The 192-foot (58-meter) rocket lifted off from its seaside launch pad at 5:21 p.m. EDT/2121 GMT, carrying the U.S. Air Force's second Space Based Infrared System Geosynchronous, or Geo2, satellite.
Once operational, the spacecraft will join an orbital surveillance network that continually scans the globe for tell-tale signs of missile launches.
"The infrared signature coming out the back end of a missile, we see that," Air Force Space Commander William Shelton said on Tuesday during a House Science Committee hearing about detecting incoming asteroids and other space objects.
"We'll be able to tell you what type of missile it is. We'll be able to tell you where that missile is going. We'll be able to tell you where it's going to impact," Shelton added.
"Those infrared sensors can be used for other things, but they can't be used for predictive things out beyond Earth," he said.
The satellite, built by Lockheed Martin joins an identical craft, Geo1, launched in May 2011. Each are equipped with two infrared sensors, one which continually scans the globe for missile launches, and the other which can stare at a fixed point.
The Space Based Infrared System supplements and eventually will replace the predecessor Defense Support Program satellite network which has been operating for 40 years.
"I would argue that the nation's missile warning system is critical now, perhaps even more so than it was during the Cold War," said James Planeaux, who oversees the Air Force's Infrared Space Systems directorate.
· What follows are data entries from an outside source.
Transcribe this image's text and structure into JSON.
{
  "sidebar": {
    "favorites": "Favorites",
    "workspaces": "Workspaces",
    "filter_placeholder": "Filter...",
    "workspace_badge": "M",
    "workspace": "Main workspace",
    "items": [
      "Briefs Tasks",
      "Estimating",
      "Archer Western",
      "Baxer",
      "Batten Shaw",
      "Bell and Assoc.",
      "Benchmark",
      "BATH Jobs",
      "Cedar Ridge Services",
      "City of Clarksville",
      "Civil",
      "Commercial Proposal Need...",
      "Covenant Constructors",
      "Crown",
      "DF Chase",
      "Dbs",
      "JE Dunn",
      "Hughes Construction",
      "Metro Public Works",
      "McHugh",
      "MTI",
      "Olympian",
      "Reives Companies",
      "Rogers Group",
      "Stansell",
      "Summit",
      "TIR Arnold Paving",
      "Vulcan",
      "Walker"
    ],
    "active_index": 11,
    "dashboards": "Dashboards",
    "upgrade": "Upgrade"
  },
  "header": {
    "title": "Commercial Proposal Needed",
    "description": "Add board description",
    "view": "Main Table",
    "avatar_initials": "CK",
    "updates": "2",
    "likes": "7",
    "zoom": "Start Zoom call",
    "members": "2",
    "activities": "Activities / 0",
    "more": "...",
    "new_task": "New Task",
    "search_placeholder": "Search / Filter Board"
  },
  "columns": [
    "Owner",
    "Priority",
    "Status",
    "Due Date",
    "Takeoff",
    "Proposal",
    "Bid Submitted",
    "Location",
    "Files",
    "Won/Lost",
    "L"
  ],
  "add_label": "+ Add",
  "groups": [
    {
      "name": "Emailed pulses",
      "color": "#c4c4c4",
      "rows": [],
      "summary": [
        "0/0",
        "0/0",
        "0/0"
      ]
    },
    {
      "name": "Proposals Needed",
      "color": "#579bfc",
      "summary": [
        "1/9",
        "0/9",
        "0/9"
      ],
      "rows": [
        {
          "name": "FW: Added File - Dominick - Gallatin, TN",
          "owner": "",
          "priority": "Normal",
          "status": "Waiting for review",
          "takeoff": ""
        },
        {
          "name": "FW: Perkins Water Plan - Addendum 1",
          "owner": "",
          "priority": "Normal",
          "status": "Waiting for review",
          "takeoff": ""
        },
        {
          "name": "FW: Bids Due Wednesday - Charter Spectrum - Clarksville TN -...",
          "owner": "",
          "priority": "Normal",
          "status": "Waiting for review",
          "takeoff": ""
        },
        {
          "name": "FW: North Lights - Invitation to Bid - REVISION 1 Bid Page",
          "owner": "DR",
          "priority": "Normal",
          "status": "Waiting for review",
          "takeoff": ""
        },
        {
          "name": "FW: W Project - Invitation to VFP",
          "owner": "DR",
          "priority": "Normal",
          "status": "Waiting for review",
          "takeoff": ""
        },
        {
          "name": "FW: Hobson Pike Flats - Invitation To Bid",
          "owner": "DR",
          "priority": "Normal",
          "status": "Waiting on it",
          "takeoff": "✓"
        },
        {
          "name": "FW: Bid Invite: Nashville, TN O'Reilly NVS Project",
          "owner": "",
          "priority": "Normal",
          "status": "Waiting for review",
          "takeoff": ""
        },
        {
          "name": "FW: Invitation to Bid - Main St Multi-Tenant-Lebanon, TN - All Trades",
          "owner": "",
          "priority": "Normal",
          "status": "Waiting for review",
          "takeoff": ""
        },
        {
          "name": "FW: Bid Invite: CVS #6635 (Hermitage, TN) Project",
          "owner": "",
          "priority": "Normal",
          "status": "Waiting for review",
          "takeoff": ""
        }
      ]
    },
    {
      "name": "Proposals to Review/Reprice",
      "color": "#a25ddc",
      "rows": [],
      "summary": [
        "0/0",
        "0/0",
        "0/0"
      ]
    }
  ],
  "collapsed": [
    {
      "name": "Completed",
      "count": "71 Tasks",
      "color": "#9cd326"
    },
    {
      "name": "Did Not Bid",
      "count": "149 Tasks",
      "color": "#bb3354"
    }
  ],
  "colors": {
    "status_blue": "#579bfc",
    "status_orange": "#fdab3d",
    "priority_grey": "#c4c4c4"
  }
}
"Certainly, strategic and tactical missile threats have proliferated in both number and type. We're modernizing the nation's systems so we remain highly capable against today's threats."
The space-based network detected nearly 200 missile launches in 2011 and an additional 1,700 "special infrared events," Planeaux said.
"I believe with some of the activity we're seeing around the world even this year, we're seeing an increase in the number of global missile launches," Planeaux said.
On Friday, Defense Secretary Chuck Hagel announced plans to deploy 14 additional missile interceptors in Alaska to guard against increased threats from North Korea and Iran.
Data from the military's space-based monitoring network feeds missile interceptors positioning and tracking information.
Geo1 has not yet been put into operational service due to a data communications issue, but work to certify it for real-time monitoring should be completed by October 1, Planeaux said.
Geo2's certification is expected to follow before the end of the year.
Two more satellites are being built for launch in 2015 and 2016, respectively, and a follow-on contract for an additional pair is expected to be awarded this year, Planeaux added.
Tuesday's launch was the 69th for rocket manufacturer United Launch Alliance, a partnership of Lockheed Martin and Boeing that was established in 2006.